Provided entries:

BEGIN

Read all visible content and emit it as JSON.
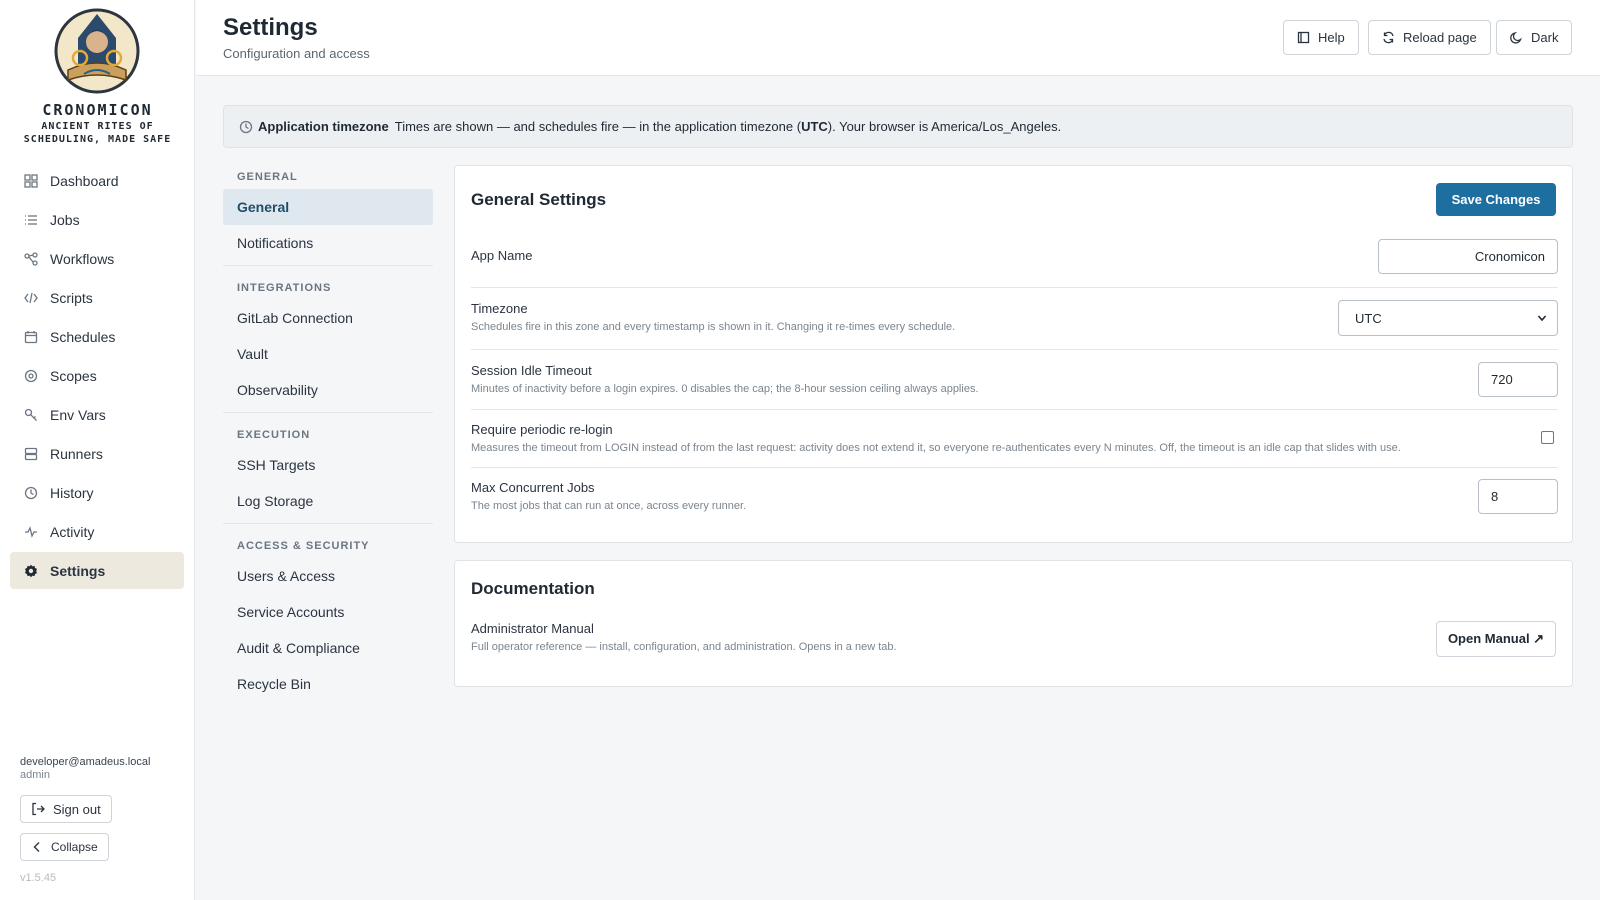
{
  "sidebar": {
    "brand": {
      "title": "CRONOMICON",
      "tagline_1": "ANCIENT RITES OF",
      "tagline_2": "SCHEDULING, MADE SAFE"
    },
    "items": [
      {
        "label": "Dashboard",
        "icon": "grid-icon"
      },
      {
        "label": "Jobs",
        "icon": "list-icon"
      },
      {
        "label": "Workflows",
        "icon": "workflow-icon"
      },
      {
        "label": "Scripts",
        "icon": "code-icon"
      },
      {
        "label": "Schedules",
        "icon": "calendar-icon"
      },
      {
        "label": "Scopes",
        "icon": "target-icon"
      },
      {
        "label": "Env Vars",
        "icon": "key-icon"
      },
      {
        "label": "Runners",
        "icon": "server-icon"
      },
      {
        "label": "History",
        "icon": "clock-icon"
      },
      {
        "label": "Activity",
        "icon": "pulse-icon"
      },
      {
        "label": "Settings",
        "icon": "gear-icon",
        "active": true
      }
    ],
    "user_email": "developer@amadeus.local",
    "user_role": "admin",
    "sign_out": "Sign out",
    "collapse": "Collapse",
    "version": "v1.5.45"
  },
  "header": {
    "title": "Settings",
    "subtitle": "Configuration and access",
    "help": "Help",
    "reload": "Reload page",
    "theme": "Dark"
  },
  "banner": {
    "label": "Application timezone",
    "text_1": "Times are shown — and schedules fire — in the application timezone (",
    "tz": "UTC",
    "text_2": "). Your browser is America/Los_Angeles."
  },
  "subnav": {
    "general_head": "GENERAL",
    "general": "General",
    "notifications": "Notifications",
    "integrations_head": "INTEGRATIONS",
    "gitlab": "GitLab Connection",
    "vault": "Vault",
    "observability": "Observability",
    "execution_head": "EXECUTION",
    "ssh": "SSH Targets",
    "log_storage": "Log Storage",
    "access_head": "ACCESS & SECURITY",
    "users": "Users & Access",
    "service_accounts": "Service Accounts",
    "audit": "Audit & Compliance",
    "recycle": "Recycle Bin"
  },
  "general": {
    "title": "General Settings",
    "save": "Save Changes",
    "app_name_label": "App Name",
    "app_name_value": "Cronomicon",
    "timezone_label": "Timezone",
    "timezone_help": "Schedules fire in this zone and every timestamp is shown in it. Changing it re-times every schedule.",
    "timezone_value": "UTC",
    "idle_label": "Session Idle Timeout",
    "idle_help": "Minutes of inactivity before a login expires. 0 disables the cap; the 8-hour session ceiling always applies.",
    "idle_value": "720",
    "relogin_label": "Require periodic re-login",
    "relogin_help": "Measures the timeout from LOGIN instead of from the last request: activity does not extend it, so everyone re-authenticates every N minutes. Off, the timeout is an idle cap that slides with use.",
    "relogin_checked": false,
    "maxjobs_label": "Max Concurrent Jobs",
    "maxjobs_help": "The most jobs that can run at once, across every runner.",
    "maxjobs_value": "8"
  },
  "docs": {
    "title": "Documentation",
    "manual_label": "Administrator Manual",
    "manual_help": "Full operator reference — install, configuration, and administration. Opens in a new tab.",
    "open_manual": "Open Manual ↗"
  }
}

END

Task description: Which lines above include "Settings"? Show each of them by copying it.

Task answer:
        "label": "Settings",
    "title": "Settings",
    "title": "General Settings",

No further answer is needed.